Schuman House
An old cabin at “Schuman House”

We pulled into a small log cabin along the banks Curtis Slough, hoping to spend the night. The traditional landing was underwater, but I jumped ashore with the bow rope and headed to tie off to a nearby tree. I glanced at the cabin, and immediately saw that the plywood door had been torn in half; peeled back like the lid of a sardine can. “Hey Joe”, I stated, “A bear broke into the cabin, by tearing the door off”. “Ok, does it look fresh?”, he questioned. I assessed the raw wood in the torn door from 25 feet away and responded, “yup, sure does!”. By that time Joe had climbed up with Delta, our dog companion. Delta moved towards the cabin and sniffed the door; her demeanor immediately told us that it was a very fresh break in, and then I heard a can rattle from inside. The bear was still in the cabin! In two flicks of a lamb’s tail we were in the boat and headed across river to camp on a more desirable (bear free) gravel bar. Joe, knowing the owner of the cabin, made a satellite phone call to inform them of the situation. Remarkably, this bear encounter was the only one of the whole trip!

The next morning we continued up the Porcupine River, and moved out of the Yukon Flats and into the Arctic National Wildlife Refuge. The Arctic NWR is the largest piece of land in the refuge system, and home of the Porcupine Caribou Herd. No longer in the flats, we saw a mountain on the horizon! More significantly, that mountain was the beginning of the rocky ramparts which would line the river for the rest of our trip. The tall and colorful ramparts and bluffs of the Porcupine Rive were a welcome contrast to the Yukon Flats! As we moved through the landscape, the smile of enjoyment could not have been erased from my face by the spray of a skunk. The area was absolutely stunning; on a small scale, I was reminded of the Grand Canyon. Red, orange, and black rock walls rose high above the water. The bluffs held countless caves and spires shaped by wind, ice, and snow. The refuge of the high cliffs provided important nesting habitat. As we passed we noticed nests of golden eagles, ravens, and a peregrine falcon protected on all sides by the vertical rock faces.

Two hundred and twenty-two miles upriver we passed the final bluff across from Joe’s cabin. The boat swung around towards the opposite bank and soon I tied it off onshore. Already I felt connected to this beautiful region, and was excited to spend the next five days exploring it. The next chapter of cabin life to come soon!

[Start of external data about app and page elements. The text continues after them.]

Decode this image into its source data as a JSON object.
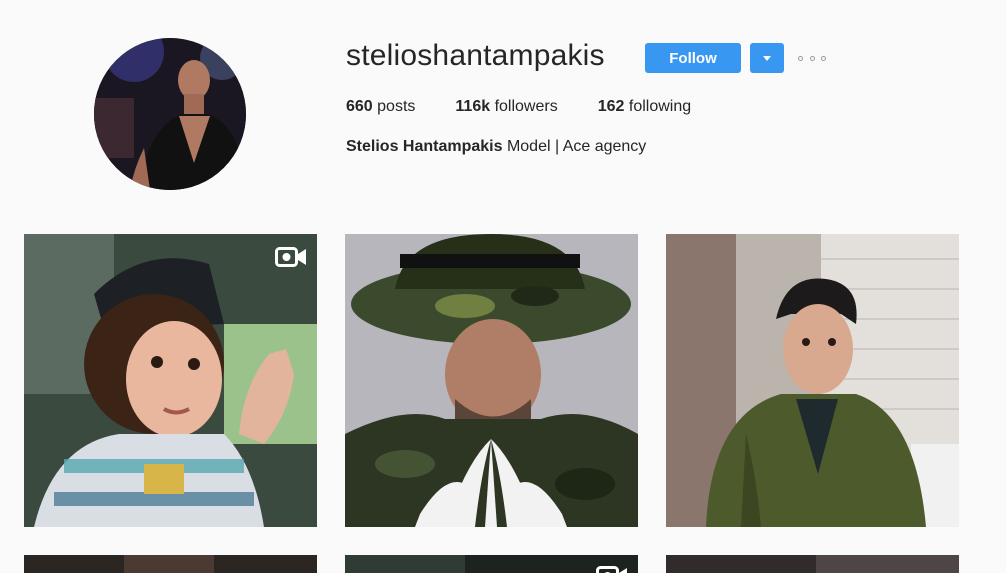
{
  "profile": {
    "username": "stelioshantampakis",
    "follow_label": "Follow",
    "posts_count": "660",
    "posts_label": "posts",
    "followers_count": "116k",
    "followers_label": "followers",
    "following_count": "162",
    "following_label": "following",
    "full_name": "Stelios Hantampakis",
    "bio": "Model | Ace agency"
  },
  "icons": {
    "dropdown": "caret-down-icon",
    "more": "more-options-icon",
    "video": "video-camera-icon"
  },
  "colors": {
    "accent": "#3897f0",
    "background": "#fafafa",
    "text": "#262626"
  }
}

Oh, and as one last, unrelated note the blog turned two on May 28th. Thank-you ALL for your continuing support. Your feedback, comments, and enjoyment of the material here is much appreciated!